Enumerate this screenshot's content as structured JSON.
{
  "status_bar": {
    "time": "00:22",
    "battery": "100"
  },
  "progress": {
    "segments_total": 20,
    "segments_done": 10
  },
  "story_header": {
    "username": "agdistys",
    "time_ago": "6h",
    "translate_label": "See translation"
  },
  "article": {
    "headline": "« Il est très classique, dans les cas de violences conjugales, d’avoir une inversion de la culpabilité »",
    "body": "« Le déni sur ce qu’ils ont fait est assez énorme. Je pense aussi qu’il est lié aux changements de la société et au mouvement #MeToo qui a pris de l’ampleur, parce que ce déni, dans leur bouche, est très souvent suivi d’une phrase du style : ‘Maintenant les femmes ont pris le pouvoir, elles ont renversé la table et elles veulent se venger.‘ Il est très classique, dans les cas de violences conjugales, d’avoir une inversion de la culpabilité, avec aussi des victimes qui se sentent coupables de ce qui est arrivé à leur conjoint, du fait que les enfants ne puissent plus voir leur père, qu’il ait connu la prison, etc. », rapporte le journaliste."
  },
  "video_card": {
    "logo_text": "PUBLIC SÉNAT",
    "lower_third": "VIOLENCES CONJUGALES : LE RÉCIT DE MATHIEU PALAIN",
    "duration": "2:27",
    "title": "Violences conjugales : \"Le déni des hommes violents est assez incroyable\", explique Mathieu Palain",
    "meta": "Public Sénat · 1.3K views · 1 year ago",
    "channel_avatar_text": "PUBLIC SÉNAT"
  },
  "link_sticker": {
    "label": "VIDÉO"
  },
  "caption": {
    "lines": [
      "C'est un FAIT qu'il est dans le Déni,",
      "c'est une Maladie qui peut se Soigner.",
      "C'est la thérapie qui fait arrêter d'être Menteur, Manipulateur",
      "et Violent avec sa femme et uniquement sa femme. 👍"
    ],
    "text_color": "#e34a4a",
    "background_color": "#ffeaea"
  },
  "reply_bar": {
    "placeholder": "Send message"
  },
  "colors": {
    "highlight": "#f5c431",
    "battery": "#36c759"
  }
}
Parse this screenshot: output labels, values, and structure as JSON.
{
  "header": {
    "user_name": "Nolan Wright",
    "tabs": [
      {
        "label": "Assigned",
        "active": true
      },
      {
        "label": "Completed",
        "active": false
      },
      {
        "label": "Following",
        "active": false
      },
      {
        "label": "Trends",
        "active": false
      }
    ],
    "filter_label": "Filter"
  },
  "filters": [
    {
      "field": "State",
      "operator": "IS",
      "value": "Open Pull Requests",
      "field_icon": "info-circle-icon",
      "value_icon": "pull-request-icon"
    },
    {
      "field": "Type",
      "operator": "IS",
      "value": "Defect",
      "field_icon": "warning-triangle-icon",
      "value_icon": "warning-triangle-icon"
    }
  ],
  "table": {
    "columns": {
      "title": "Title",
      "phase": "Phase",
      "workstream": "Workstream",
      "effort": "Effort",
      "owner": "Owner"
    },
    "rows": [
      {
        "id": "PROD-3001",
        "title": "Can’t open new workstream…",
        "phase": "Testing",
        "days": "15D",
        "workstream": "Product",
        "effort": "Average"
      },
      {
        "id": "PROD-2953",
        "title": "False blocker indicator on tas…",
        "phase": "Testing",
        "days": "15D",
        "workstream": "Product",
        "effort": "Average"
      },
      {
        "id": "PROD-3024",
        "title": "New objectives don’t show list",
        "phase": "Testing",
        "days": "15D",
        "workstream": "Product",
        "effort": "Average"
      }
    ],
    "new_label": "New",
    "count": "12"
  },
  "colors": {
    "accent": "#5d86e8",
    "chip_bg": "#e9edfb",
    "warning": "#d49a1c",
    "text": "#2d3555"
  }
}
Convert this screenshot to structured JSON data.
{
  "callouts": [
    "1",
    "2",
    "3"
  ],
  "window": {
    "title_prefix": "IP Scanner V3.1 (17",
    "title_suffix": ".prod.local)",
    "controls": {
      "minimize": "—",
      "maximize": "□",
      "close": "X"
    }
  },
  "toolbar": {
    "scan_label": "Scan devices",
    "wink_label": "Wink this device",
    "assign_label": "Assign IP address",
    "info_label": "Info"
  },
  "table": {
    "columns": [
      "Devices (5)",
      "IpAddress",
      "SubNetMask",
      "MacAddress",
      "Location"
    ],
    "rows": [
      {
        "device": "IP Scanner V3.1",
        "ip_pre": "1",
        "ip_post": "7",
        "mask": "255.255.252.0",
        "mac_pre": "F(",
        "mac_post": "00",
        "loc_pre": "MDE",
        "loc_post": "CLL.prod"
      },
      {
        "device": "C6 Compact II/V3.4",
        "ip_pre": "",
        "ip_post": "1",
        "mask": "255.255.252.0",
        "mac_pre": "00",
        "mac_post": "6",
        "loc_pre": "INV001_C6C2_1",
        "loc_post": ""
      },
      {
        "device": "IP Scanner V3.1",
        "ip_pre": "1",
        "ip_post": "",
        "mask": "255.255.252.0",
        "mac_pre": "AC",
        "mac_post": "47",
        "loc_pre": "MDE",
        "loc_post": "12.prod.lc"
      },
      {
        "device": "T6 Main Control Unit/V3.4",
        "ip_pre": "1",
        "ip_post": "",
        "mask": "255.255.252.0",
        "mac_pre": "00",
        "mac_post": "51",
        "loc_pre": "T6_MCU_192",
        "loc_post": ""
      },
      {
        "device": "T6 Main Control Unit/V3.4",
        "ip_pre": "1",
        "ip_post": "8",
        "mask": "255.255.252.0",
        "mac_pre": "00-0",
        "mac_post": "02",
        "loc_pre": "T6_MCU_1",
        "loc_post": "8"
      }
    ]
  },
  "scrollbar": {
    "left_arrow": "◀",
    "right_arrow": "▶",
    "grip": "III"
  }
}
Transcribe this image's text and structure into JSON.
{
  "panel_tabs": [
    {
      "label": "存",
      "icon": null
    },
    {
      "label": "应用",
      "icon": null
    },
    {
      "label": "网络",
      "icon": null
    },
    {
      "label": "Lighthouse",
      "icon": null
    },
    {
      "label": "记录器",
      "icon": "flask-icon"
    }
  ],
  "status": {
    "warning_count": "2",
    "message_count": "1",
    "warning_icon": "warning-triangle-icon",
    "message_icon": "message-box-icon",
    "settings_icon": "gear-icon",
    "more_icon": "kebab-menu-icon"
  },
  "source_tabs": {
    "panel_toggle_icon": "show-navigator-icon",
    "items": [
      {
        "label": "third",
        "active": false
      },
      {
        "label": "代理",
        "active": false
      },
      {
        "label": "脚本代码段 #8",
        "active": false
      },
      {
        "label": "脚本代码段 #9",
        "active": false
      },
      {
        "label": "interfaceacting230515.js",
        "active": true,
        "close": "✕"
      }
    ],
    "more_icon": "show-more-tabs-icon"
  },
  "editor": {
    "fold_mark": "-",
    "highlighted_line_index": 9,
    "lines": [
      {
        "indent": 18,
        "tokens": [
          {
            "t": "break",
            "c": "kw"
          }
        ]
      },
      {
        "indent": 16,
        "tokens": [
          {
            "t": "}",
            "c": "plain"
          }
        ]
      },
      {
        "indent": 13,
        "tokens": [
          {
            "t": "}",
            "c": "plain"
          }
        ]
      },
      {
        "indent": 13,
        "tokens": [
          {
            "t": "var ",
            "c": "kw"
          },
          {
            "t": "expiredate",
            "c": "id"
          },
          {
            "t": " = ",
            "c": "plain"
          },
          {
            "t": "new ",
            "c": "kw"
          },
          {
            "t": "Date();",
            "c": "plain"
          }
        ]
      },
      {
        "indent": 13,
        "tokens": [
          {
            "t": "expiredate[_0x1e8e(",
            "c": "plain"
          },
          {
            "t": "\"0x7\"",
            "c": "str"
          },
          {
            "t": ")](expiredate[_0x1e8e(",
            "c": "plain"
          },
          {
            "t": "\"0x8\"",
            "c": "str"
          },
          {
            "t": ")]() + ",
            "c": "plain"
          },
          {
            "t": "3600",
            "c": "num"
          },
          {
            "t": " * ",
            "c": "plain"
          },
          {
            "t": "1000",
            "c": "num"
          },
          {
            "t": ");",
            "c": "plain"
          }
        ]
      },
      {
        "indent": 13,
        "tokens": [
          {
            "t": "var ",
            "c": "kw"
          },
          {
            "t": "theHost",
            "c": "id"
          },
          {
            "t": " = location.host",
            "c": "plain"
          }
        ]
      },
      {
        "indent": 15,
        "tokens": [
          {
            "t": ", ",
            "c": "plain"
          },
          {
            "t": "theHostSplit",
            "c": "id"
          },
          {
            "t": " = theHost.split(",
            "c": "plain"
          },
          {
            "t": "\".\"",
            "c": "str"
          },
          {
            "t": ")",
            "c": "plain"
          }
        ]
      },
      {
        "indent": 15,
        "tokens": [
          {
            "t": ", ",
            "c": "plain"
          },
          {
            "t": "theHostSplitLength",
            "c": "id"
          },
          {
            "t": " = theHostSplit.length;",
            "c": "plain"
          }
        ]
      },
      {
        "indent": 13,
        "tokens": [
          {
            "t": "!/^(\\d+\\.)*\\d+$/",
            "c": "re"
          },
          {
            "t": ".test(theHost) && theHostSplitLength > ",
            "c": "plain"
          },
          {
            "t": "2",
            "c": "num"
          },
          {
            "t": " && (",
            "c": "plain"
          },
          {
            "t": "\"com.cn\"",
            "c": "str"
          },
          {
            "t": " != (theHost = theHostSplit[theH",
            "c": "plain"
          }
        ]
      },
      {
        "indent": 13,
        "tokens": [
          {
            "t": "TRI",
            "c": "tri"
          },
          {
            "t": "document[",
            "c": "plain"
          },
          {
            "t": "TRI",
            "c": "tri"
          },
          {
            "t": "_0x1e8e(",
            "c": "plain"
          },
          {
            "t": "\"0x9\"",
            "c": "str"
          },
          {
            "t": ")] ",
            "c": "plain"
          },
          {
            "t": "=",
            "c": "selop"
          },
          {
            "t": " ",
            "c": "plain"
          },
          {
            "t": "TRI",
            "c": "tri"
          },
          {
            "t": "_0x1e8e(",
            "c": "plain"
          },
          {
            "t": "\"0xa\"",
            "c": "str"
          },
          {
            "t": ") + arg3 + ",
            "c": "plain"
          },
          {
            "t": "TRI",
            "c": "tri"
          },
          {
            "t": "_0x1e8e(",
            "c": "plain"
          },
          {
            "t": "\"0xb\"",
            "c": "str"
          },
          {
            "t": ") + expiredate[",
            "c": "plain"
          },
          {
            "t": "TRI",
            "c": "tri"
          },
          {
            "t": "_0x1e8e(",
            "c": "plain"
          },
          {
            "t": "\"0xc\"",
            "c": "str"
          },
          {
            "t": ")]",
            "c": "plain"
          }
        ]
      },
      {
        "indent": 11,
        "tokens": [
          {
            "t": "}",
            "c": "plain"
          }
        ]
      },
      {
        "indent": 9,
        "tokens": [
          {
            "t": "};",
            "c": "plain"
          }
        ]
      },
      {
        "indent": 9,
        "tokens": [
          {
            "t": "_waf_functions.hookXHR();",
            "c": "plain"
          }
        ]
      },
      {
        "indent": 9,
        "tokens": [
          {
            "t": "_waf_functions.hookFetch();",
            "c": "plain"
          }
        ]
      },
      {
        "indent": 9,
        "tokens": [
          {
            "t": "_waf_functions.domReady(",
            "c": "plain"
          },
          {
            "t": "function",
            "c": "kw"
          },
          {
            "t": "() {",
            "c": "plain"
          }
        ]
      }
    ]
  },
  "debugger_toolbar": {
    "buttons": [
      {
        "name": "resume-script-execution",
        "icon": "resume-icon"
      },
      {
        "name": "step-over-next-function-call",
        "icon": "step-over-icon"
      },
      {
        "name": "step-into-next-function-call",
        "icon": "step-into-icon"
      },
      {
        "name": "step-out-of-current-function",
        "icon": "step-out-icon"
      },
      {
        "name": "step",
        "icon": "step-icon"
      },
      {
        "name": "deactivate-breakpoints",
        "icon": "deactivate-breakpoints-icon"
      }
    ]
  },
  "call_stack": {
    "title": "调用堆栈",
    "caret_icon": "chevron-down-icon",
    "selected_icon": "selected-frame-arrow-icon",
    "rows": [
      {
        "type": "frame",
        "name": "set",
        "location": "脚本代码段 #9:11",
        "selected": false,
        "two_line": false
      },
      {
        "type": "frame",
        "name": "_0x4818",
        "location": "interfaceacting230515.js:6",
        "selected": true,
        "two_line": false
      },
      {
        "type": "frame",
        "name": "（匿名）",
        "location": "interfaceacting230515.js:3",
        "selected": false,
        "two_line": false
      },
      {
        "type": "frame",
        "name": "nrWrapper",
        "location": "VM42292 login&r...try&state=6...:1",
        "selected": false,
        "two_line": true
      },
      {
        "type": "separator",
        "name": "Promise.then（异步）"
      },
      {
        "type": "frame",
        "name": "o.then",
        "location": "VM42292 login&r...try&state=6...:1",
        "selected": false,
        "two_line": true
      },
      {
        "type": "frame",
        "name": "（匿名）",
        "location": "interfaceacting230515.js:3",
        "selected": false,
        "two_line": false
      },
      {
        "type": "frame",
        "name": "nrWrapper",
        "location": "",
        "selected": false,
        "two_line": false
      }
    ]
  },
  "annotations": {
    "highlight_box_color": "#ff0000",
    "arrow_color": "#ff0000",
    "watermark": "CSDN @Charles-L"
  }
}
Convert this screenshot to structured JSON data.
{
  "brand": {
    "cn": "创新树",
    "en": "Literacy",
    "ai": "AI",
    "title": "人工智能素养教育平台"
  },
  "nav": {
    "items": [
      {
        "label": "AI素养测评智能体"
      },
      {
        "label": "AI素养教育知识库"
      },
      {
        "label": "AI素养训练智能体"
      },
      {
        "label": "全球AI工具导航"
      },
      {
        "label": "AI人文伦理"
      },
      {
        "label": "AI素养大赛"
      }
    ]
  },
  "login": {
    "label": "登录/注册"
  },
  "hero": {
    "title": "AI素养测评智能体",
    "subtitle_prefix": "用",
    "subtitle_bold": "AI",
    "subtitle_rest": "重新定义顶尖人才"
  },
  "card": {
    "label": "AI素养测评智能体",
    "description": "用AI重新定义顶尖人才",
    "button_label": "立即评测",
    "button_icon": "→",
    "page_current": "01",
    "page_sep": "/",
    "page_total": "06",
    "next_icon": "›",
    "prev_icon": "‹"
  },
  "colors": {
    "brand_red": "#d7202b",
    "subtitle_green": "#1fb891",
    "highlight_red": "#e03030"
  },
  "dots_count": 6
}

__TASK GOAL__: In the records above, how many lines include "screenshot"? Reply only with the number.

__WRITTEN RESPONSE__: 4